South Korea Teeters on the Edge

SEOUL, South Korea -- South Korea's largest credit card issuer, LG Card Co., said customers could withdraw cash again late Monday after creditors agreed to extend emergency loans and averted a liquidity crunch that threatened the country's financial system.

Debt-laden LG Card was forced to suspend cash advances over the weekend, raising the specter of a spiraling series of defaults as many South Koreans use their credit cards to pay bills and service other credit card debts.

LG Card has 14 million customers, almost a third of South Korea's population. They owe $22.7 billion and payments on about 10 percent of these debts are overdue.

"We will be able to resume cash advance services in the afternoon," said a spokesman for LG Card.

Woori Bank and other lenders agreed late Sunday to provide two trillion won ($1.68 billion) of fresh loans and to roll over LG's outstanding debt for one year, helping avert its insolvency.

But they warned they could write down LG family stakes in LG Card and sell other collateral if the LG Group parent failed to turn around the card firm. They also said a debt-to-equity swap and a sale of LG Card to strategic investors was possible.

LG Card had faced a default on its debts because its lenders and its parent LG Group disagreed over collateral the group had originally offered in return for the bailout.

LG Group chairman Koo Bon-moo risks losing management control of South Korea's second-largest conglomerate, or chaebol, since he has given his 5.46-percent stake in LG Corp. as collateral. The family behind the LG Group is unlikely to lose control, however, as they have more than 50 percent. Analysts said the loans had not resolved LG Card's problems.

"We think this liquidity support package may only be able to stabilize rather than resolve LG Card's liquidity situation," said Philippa Rogers, an analyst at Goldman Sachs. "We think LG Card needs to find a strategic investor."

"Despite the emergency financial aid, the company is at a very critical point," said Park Seok-hyun, an analyst at Kyobo Securities.

The credit card crisis has also raised fears of another hit to South Korea's economy. Data last week showed South Korea only emerged from recession in the third quarter.

Fallout from the crisis spread into the foreign exchange, stock and debt markets. The won fell 7.8 won to 1,203 to the dollar, and the wider stock market fell almost 2 percent.

Finance Minister Kim Jin-pyo said the government had intervened in the creditors' bailout of LG Card by asking bankers to make a "wise decision" as the crisis threatened a fragile economy, Yonhap news agency reported.

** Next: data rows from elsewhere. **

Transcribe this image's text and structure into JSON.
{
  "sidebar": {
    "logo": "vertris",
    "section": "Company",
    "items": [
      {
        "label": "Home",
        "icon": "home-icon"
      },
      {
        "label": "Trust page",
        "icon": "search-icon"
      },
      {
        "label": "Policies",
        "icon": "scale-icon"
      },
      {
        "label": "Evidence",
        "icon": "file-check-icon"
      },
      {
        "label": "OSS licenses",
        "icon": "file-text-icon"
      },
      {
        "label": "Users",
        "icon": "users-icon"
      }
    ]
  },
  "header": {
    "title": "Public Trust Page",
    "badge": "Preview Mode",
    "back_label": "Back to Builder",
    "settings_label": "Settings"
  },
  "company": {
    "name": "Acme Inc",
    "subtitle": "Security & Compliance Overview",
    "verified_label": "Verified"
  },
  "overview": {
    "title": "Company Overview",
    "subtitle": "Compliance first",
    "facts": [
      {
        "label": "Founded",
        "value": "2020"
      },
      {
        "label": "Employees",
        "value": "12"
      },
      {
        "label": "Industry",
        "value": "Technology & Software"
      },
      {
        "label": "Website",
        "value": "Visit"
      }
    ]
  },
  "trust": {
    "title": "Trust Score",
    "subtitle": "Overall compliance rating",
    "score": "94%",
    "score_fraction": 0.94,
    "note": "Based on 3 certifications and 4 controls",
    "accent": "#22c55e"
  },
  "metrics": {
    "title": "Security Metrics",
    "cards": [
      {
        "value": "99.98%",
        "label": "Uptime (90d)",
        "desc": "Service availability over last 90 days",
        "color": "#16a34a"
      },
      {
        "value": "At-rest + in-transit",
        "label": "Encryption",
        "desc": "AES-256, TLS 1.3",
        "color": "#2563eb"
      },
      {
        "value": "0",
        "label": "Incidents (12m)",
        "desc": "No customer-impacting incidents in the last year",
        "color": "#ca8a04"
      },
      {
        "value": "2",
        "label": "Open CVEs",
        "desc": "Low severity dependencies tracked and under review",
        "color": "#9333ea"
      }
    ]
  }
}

Hyundai Motor Co., South Korea's biggest automaker, said it delayed a $400 million bond offer after investors asked for lower prices to account for higher risks on Korean paper. Credit card firms have 25.8 trillion won of bonds maturing next year, 45 percent of which are from LG Card, local media say.

The card industry is struggling to cope with the aftermath of a credit boom that left card issuers with piles of bad debt.